**WHAT YOU HAVE TO DO:** In the entries that follow, how many lines contain the word "start"? Answer with the number only.

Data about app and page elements
- Opening Delimiter -

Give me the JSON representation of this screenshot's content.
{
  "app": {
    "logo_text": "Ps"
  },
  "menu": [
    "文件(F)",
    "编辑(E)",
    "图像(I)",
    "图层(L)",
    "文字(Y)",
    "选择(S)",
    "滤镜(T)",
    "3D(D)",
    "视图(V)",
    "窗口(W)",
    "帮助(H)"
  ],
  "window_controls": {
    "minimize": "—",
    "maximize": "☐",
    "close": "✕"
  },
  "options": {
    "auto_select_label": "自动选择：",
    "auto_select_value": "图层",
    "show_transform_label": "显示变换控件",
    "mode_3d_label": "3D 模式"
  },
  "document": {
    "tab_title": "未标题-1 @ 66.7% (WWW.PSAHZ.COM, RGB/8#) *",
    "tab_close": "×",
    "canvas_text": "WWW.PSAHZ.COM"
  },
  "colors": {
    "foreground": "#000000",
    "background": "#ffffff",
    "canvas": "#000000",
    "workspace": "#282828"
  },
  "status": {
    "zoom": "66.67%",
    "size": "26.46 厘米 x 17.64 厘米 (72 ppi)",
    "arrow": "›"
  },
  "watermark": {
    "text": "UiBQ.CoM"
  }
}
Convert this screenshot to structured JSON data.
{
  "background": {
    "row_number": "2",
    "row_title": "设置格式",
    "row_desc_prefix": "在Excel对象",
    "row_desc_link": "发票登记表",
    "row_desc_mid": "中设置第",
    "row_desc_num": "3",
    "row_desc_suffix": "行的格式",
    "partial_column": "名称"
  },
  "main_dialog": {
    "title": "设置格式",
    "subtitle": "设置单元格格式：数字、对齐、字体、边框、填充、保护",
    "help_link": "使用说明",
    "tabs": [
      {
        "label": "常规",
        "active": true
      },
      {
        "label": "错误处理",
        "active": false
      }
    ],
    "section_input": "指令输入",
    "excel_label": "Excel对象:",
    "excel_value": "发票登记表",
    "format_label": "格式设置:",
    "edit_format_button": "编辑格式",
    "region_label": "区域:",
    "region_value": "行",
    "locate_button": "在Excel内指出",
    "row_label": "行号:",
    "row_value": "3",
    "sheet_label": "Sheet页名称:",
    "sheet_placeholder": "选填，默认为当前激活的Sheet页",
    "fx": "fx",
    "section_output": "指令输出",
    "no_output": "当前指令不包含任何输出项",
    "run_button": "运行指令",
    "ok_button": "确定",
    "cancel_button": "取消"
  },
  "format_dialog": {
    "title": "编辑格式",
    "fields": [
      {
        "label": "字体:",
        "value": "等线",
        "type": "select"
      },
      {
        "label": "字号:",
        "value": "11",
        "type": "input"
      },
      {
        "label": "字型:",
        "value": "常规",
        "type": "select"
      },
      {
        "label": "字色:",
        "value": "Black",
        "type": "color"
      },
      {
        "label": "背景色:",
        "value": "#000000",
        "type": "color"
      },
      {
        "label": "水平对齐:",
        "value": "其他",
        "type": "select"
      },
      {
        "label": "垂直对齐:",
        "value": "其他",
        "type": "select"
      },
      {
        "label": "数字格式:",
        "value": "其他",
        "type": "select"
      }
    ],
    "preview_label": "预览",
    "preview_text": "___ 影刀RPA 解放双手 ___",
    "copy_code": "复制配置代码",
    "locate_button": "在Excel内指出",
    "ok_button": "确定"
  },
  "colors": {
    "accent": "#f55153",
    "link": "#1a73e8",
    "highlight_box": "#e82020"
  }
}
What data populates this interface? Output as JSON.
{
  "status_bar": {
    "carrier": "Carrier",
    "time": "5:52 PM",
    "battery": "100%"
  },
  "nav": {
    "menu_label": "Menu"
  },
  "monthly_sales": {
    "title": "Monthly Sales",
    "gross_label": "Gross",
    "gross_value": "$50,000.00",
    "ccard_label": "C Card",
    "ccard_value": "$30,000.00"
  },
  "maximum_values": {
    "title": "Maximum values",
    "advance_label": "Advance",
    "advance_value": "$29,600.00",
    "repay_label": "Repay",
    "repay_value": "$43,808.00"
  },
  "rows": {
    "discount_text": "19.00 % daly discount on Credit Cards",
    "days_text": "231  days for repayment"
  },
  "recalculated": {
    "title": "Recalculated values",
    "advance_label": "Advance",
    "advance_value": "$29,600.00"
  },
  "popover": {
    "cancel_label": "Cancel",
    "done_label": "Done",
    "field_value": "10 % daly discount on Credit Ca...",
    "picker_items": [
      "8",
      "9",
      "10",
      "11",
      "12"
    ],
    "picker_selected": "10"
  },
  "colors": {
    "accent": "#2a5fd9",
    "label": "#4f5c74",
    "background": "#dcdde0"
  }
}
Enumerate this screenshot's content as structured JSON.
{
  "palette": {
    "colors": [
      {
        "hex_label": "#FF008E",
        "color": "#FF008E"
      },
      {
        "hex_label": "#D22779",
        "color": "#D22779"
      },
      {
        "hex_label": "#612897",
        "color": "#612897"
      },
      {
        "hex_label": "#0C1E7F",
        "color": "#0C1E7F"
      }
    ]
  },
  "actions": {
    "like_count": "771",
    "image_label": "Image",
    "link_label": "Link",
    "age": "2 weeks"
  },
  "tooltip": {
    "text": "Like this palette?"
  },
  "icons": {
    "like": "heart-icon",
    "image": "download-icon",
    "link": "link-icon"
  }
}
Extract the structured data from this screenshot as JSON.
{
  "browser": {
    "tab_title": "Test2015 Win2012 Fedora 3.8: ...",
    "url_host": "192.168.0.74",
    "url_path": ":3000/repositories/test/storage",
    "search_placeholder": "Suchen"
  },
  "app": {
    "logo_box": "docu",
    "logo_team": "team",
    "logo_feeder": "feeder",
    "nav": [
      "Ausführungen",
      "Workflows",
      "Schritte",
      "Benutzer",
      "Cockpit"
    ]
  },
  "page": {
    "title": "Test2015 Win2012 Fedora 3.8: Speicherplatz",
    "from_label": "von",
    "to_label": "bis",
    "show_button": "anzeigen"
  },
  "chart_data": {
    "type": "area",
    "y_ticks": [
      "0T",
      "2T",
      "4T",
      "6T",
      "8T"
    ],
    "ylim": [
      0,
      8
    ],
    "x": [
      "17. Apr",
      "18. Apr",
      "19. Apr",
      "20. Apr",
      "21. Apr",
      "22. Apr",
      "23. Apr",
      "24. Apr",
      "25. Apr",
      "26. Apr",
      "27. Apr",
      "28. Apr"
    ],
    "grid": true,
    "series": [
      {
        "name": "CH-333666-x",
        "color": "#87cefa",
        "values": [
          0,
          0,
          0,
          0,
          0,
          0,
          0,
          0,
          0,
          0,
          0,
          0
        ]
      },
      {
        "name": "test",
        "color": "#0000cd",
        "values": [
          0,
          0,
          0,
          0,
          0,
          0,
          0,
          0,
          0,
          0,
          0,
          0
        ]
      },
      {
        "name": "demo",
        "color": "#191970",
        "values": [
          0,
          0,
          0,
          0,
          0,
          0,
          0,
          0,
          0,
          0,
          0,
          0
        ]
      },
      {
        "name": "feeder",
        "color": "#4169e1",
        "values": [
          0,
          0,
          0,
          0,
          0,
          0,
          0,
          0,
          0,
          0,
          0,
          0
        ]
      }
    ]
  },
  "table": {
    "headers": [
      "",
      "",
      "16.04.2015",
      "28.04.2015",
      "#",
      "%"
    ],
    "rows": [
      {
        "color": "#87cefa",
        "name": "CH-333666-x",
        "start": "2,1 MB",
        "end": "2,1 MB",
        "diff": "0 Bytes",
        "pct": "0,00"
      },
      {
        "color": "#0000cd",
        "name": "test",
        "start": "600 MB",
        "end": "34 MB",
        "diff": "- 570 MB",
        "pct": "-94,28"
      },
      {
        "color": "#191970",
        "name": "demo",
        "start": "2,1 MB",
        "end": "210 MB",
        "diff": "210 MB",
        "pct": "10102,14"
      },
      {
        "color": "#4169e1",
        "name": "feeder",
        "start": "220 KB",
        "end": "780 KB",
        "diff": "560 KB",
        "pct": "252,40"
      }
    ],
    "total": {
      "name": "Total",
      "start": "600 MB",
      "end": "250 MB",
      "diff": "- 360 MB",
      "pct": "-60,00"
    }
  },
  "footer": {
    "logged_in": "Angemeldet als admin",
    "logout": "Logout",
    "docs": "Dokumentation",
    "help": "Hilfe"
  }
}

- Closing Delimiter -

**EXERCISE RESPONSE:** 5